Which fetal biometry charts should be used? A large validation study in
Objective: To assess the impact of applying published fetal growth
references or standards in the Chinese mainland population and to
compare their ability to predict newborns small- for- gestational- age
(SGA). Design: Retrospective observational study. Setting: A tertiary
hospital in Shenzhen, a Chinese city with the most immigrants.
Population: All pregnant women (n=106,455) who booked for prenatal care
with ultrasound measurements for fetal biometry between 2012 and 2019.
Methods: A fractional polynomial regression model was applied to
construct Shenzhen fetal growth chart ranges for HC, BPD, AC, and FL.
The differences between Shenzhen charts and published charts were
quantified by calculating the Z-score. Main outcome measures: The impact
of applying these published charts was quantified by calculating the
proportions of fetuses with biometric measurements below the 3rd centile
of these charts. The sensitivity and area under the receiver operating
curves of published charts to predict neonatal SGA (birthweight
<10th centile) were assessed. Results: Following selection,
169,980 scans of fetal biometry contributed by 41,032 pregnancies with
reliable gestational age were analyzed. When using Hadlock references
(<3rd), the proportions of small heads and short femurs were
as high as 8.9% and 6.6% in late gestation, respectively. The
Intergrowth-21st standards matched those of our observed curves better
than other charts. When using AC<10th centile, all of these
references were poor at predicting neonatal SGA. Conclusion: Applying
Hadlock references could possibly misclassify a large proportion of

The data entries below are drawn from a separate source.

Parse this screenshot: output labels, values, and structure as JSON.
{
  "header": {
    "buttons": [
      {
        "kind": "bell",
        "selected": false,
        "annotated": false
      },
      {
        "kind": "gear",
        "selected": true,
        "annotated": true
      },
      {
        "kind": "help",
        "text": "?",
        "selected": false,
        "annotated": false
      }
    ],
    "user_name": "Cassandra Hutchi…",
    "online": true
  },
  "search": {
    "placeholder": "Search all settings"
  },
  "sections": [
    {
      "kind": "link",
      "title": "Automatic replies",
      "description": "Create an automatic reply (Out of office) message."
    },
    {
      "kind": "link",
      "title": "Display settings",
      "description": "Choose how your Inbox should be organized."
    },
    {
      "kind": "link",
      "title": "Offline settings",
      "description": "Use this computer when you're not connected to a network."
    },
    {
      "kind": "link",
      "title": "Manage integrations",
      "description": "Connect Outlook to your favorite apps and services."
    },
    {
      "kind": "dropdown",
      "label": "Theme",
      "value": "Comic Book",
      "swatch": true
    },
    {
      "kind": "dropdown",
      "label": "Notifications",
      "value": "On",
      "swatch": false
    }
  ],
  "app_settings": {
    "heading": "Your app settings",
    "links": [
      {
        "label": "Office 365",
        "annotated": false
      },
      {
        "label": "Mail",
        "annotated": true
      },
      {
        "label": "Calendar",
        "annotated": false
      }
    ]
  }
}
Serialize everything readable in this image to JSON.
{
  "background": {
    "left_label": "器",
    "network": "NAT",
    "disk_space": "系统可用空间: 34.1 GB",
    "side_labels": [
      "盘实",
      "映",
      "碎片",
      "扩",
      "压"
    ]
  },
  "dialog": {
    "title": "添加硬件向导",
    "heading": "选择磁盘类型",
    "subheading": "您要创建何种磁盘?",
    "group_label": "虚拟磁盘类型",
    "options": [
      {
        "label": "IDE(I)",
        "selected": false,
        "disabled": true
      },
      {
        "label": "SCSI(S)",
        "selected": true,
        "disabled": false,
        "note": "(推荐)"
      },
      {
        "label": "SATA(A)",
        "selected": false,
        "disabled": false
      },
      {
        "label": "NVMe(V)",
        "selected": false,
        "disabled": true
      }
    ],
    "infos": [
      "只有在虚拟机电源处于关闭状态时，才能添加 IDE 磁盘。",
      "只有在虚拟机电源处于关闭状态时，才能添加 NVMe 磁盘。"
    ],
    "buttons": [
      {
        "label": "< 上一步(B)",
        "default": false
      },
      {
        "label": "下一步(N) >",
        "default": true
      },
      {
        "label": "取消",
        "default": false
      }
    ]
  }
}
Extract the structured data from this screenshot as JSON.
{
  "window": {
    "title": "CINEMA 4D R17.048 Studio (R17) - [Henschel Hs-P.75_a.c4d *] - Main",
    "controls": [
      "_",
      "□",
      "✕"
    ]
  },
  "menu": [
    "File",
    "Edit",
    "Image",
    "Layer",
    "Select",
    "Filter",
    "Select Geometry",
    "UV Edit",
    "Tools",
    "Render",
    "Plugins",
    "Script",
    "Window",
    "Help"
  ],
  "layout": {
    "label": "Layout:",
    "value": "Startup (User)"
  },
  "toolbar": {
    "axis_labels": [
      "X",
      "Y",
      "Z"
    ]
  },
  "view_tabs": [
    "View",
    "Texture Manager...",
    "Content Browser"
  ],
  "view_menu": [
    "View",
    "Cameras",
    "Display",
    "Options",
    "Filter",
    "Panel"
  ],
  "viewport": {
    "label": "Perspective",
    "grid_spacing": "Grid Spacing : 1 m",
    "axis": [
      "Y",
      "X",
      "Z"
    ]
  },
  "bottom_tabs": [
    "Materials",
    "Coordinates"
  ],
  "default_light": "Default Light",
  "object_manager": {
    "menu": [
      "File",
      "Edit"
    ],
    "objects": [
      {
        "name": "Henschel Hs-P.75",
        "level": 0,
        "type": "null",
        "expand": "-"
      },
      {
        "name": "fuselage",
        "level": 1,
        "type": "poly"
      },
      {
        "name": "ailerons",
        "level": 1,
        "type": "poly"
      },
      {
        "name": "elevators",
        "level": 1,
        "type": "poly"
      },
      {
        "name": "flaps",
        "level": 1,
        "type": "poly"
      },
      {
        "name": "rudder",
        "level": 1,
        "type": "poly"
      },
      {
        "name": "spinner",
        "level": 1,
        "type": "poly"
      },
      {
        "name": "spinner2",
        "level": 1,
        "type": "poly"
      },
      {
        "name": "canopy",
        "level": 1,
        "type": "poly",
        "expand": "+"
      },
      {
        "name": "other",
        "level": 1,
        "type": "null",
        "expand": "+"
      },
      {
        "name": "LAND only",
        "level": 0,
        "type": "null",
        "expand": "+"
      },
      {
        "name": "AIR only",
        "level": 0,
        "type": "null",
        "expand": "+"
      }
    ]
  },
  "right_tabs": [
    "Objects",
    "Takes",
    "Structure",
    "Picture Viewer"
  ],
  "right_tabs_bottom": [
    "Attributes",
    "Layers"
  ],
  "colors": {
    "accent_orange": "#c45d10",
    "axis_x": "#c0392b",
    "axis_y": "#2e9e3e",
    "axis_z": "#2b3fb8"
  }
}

fetuses as SGA. Conversely, applying the Intergrowth-21st standard
appears to be a safe option in mainland China.